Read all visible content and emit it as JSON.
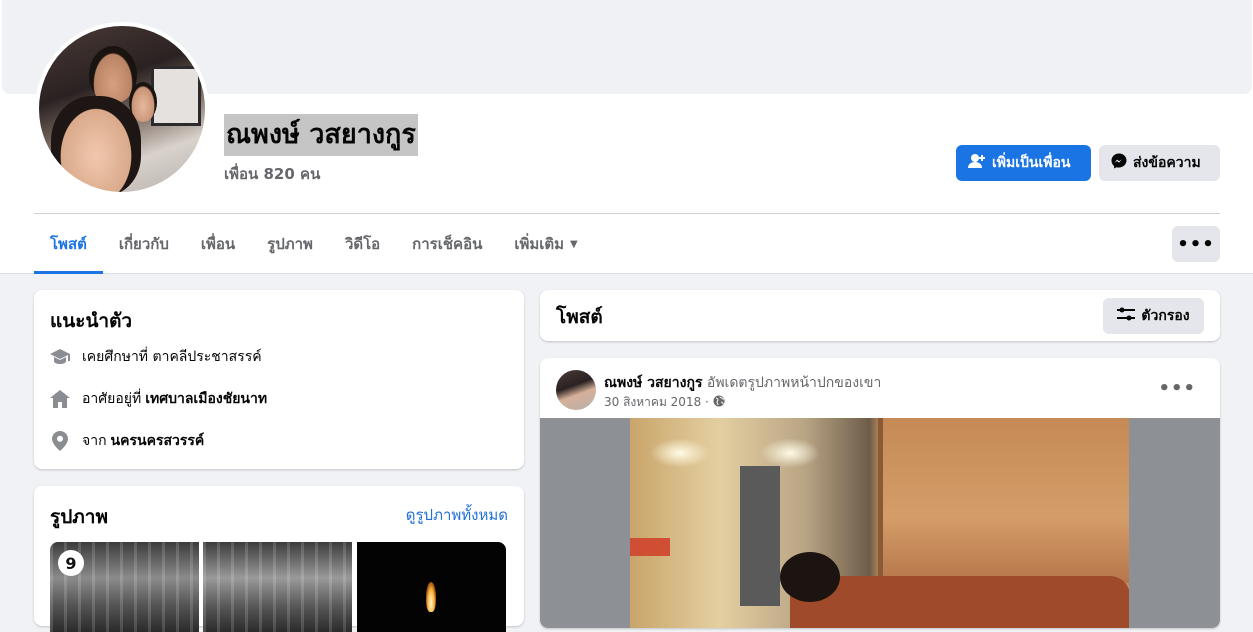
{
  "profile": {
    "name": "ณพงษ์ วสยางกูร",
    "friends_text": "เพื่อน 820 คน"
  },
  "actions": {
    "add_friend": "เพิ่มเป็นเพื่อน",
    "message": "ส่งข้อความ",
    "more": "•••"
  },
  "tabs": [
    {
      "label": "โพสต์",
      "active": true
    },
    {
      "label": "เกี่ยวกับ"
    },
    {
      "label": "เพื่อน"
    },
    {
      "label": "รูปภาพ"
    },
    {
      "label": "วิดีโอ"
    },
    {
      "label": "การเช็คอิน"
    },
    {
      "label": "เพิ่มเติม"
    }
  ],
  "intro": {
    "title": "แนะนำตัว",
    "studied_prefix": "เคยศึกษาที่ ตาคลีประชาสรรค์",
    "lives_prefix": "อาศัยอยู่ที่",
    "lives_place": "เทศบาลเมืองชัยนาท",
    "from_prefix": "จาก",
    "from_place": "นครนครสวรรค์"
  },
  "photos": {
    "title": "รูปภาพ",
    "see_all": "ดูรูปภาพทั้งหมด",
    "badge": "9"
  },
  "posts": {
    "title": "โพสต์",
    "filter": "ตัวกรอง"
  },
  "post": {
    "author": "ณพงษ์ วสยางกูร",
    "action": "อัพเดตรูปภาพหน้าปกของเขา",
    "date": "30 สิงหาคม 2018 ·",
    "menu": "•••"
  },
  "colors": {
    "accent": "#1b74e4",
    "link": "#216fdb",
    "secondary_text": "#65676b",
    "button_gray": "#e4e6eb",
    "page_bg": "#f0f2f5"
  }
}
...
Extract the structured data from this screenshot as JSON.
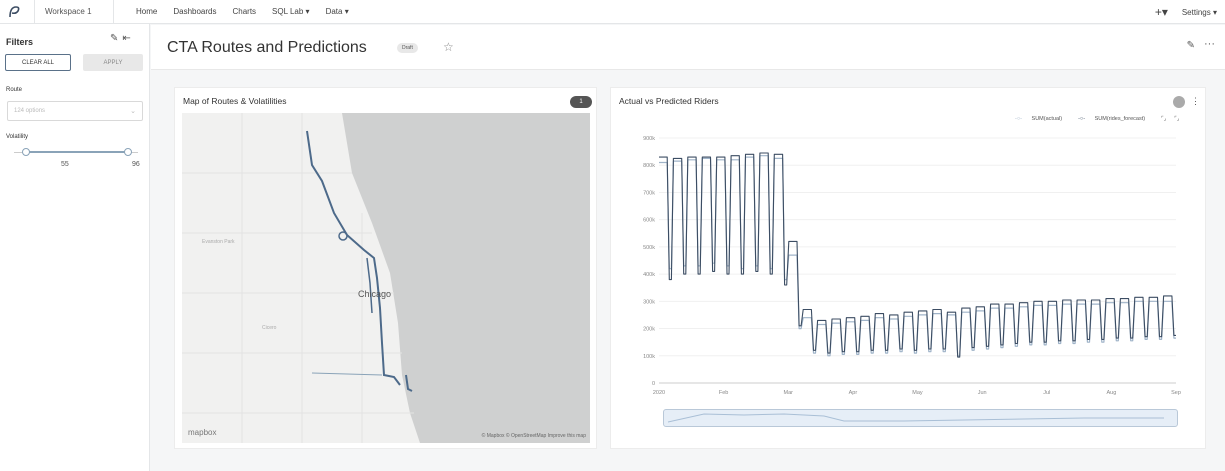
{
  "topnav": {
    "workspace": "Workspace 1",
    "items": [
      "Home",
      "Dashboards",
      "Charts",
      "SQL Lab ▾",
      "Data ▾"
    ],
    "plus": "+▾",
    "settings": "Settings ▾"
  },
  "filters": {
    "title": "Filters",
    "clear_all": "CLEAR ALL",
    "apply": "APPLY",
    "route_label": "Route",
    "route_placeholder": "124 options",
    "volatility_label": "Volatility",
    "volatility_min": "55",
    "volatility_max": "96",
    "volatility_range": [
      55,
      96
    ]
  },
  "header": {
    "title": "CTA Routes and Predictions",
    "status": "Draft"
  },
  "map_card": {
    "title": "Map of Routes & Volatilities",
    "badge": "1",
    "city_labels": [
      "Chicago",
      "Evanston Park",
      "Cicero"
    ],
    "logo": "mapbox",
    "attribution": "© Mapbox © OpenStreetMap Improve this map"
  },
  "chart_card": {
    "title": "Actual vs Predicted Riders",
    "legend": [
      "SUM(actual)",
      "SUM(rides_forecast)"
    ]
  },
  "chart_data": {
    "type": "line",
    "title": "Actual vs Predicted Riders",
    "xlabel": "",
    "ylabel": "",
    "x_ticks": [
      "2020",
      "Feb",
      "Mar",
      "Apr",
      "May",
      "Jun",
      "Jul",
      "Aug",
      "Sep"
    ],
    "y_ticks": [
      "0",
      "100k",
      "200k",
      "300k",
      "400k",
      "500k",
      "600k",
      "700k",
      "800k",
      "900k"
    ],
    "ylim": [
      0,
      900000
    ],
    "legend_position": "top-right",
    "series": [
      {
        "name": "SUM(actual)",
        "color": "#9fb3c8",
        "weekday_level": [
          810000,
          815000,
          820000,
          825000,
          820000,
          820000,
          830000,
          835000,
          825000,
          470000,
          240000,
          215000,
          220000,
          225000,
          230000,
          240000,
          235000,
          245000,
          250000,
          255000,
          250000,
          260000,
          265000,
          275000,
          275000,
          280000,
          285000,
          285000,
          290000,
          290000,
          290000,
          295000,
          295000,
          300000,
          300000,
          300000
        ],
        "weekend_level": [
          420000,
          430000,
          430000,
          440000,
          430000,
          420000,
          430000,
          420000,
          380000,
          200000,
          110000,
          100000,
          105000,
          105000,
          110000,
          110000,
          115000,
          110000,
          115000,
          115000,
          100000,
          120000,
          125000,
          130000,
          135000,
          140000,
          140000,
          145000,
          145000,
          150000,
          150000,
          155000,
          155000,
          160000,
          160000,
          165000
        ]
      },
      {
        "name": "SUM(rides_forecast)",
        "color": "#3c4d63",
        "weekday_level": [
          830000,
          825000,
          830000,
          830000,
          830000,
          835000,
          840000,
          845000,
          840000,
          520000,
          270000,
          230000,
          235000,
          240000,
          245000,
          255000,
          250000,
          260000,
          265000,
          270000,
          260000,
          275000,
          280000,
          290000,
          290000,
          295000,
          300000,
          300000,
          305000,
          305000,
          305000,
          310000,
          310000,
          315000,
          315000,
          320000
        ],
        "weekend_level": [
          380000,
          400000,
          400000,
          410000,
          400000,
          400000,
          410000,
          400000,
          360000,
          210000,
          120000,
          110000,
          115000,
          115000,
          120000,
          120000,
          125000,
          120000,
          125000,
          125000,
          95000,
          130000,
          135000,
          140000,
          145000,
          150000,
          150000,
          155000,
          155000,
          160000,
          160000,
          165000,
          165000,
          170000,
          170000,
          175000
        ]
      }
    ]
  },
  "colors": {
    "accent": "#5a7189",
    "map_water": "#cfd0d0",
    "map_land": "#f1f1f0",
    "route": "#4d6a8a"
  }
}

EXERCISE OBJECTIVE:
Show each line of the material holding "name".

RESULT OF THIS EXERCISE:
    "name": "ณพงษ์ วสยางกูร",
        "name": "SUM(actual)",
        "name": "SUM(rides_forecast)",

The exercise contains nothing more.